Cape Epic: Jordan Sarrou's Specialized S-Works Epic

Jordan Sarrou Epic
(Image credit: Max Sullivan)

As the world’s most grueling mountain bike stage race returns, we have managed to get a closer look at Jordan Sarrou’s Specialized S-Works Epic. The former World Champion together with teammate Matthew Beers, blazed through the wet and muddy Cape Epic Prologue finishing the course in just 43 minutes and 24 seconds.

Jordan is riding Specialized’s latest S-Works Epic, considers the brand's best full suspension mountain bike, with Fact carbon construction. Configured with 100mm of front and rear travel, Jordan’s bike is the ideal blend between climbing efficiency and adequate terrain absorption.

Brain suspension 

Keeping Jordan’s Epic rolling over any terrain with absolute control, is a combination of RockShox’s best lightweight suspension components.  At the front, there is a SID SL Ultimate Brain, with the top-adjust Brain damper and DebonAir air spring. The 100mm fork has a 44mm offset.

Complementing the SID is a RockShox-Specialized collaboration Ultimate Brain shock at the rear, it also features the DebonAir air spring. Specialized setup the shock with what it calls the Rx XC tune and the shock has a five-position platform adjust.

The Brain suspension is a system that's proprietary to Specialized and uses a valve system to differentiate pedaling and terrain forces, something that is likely to be hugely beneficial over an XC marathon course.

Pushing a big ring

At the Cape Epic, running short of gearing on those fast-paced gravel road sections, or struggling up a horst categories climb with gearing that is too tall, can be problematic. 

As a pro-level athlete and former World Champion, Jordan predictably has one of the best MTB groupsets, running SRAM’s AXS XX1 Eagle as his drivetrain.

A 10-50T cassette is connected to SRAM’s BlackBox 36T chainring, with Jordan running 175mm length arms, on his Quarq XX1 crank.

The Cape Epic features high temperatures and long descents, which can be testing on the brakes. Jordan’s stoppers are SRAM Level Ultimate two-piston brakes. He clearly prefers the feel and weight advantage of the two-piston option instead of the latest-generation lightweight four-piston calipers.

Cockpit geometry is crucial on a punishing weeklong stage race. To keep Jordan comfortable and in control when climbing or descending, is an S-Works XC mini rise 720mm handlebar. It shapes with 6-degrees of upsweep and 8-degrees of backsweep, totaling 10mm of overall rise.

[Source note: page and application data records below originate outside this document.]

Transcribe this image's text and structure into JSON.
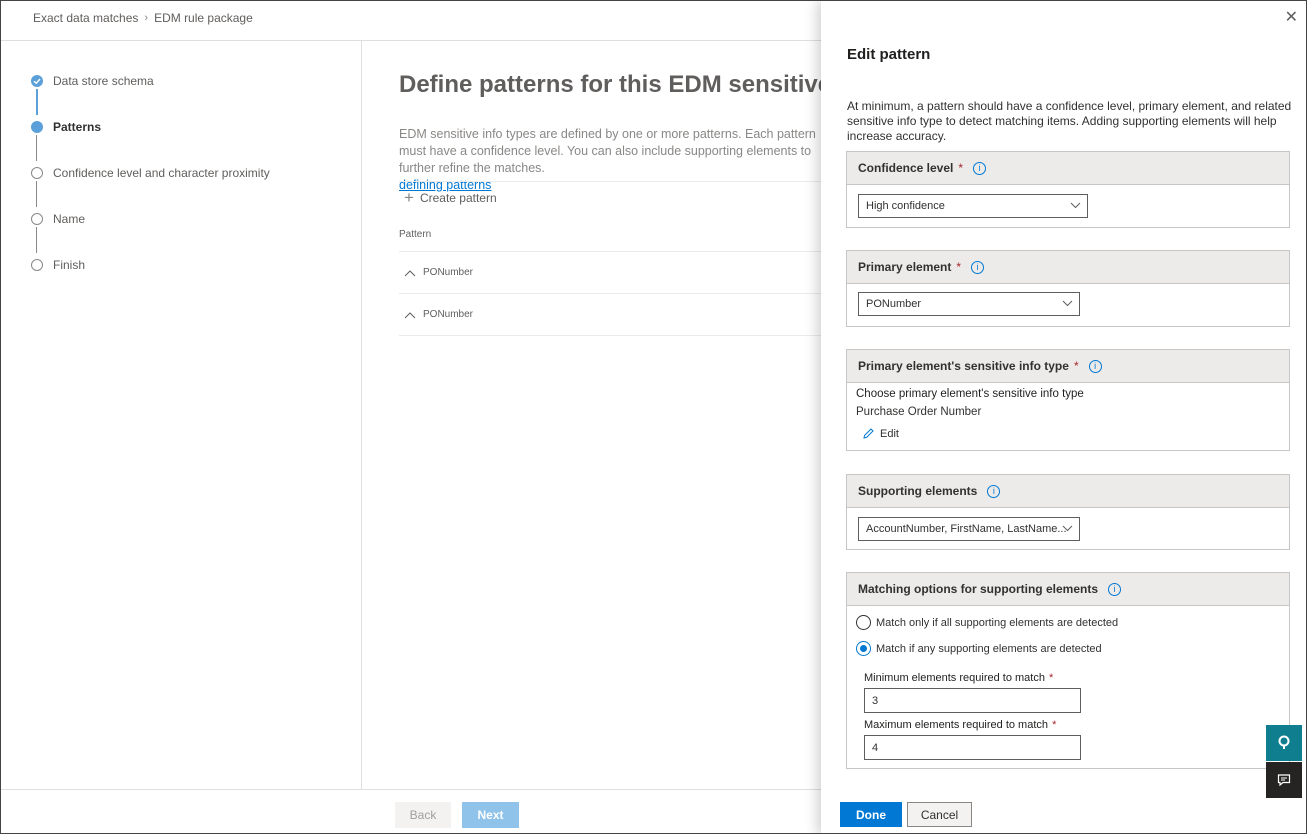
{
  "breadcrumb": {
    "item1": "Exact data matches",
    "item2": "EDM rule package"
  },
  "steps": [
    {
      "label": "Data store schema",
      "state": "done"
    },
    {
      "label": "Patterns",
      "state": "current"
    },
    {
      "label": "Confidence level and character proximity",
      "state": "todo"
    },
    {
      "label": "Name",
      "state": "todo"
    },
    {
      "label": "Finish",
      "state": "todo"
    }
  ],
  "main": {
    "title": "Define patterns for this EDM sensitive info type",
    "desc_line1": "EDM sensitive info types are defined by one or more patterns. Each pattern must have a",
    "desc_line2": "confidence level. You can also include supporting elements to further refine the matches.",
    "link": "defining patterns",
    "create_label": "Create pattern",
    "column_header": "Pattern",
    "rows": [
      "PONumber",
      "PONumber"
    ]
  },
  "footer": {
    "back": "Back",
    "next": "Next"
  },
  "panel": {
    "title": "Edit pattern",
    "desc": "At minimum, a pattern should have a confidence level, primary element, and related sensitive info type to detect matching items. Adding supporting elements will help increase accuracy.",
    "confidence": {
      "label": "Confidence level",
      "value": "High confidence"
    },
    "primary": {
      "label": "Primary element",
      "value": "PONumber"
    },
    "sit": {
      "label": "Primary element's sensitive info type",
      "choose": "Choose primary element's sensitive info type",
      "value": "Purchase Order Number",
      "edit": "Edit"
    },
    "supporting": {
      "label": "Supporting elements",
      "value": "AccountNumber, FirstName, LastName..."
    },
    "matching": {
      "label": "Matching options for supporting elements",
      "option_all": "Match only if all supporting elements are detected",
      "option_any": "Match if any supporting elements are detected",
      "selected": "any",
      "min_label": "Minimum elements required to match",
      "min_value": "3",
      "max_label": "Maximum elements required to match",
      "max_value": "4"
    },
    "done": "Done",
    "cancel": "Cancel"
  },
  "required_mark": "*",
  "colors": {
    "accent": "#0078d4",
    "step": "#5ba0d8",
    "next_disabled": "#8fc3ea"
  }
}
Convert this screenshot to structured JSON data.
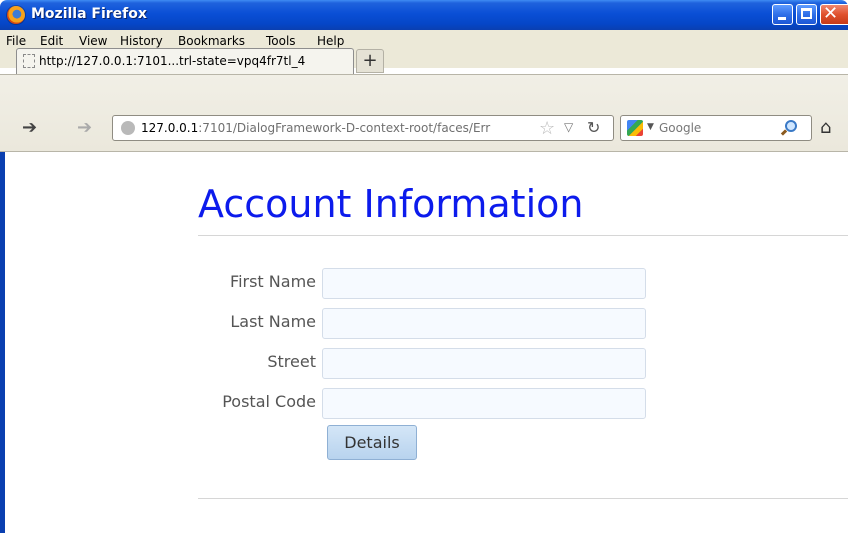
{
  "window": {
    "title": "Mozilla Firefox"
  },
  "menu": [
    "File",
    "Edit",
    "View",
    "History",
    "Bookmarks",
    "Tools",
    "Help"
  ],
  "tab": {
    "label": "http://127.0.0.1:7101...trl-state=vpq4fr7tl_4",
    "new_tab": "+"
  },
  "nav": {
    "url_host": "127.0.0.1",
    "url_path": ":7101/DialogFramework-D-context-root/faces/Err",
    "search_placeholder": "Google",
    "icons": [
      "back-icon",
      "forward-icon",
      "site-identity-icon",
      "star-icon",
      "dropdown-icon",
      "reload-icon",
      "google-icon",
      "magnifier-icon",
      "home-icon"
    ]
  },
  "page": {
    "title": "Account Information",
    "fields": [
      {
        "label": "First Name",
        "value": ""
      },
      {
        "label": "Last Name",
        "value": ""
      },
      {
        "label": "Street",
        "value": ""
      },
      {
        "label": "Postal Code",
        "value": ""
      }
    ],
    "details_button": "Details"
  },
  "colors": {
    "title": "#0c1bec",
    "titlebar": "#0a4fd6",
    "button": "#b8d3ee"
  }
}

Keeping Jordan’s handlebar in place is a 70mm S-Works alloy stem, fastened with titanium bolts and shaped to 6-degrees of rise.

Rolling large-volume tires

At the Cape Epic rotational weight becomes a significant issue, as the days and race distance compounds. Tire choice is crucial, too, because a vulnerable casing that punctures can mean the difference between a stage win and be out of contention.

Jordan’s S-Works Epic uses the latest Roval Control SL carbon wheelset, with a 4mm hook width, reducing the risk of pinch flats. It's 29mm internal diameter provides a secure foundation for his tire choice, which is larger than you might think.

At the front, Jordan prefers a Specialized Fast Track Grid T7, with a Renegade T5 at the rear. Both tires are sized 29x2.35-inch, showing the evolution in stage racing rubber logic. A few seasons ago, many pro riders were still rolling 2.1-inch width tires at the Cape Epic.

It might be the ultimate endurance racing event, but Jordan’s race bike is equipped with a RockShox Reverb AXS dropper post, delivering more control on those loose gravel descents.

Lance Branquinho
Freelance writer

Lance Branquinho is a Namibian-born journalist who graduated to mountain biking after injuries curtailed his trail running. He has a weakness for British steel hardtails, especially those which only run a single gear. As well as Bike Perfect, Lance has written for, and Cycling News.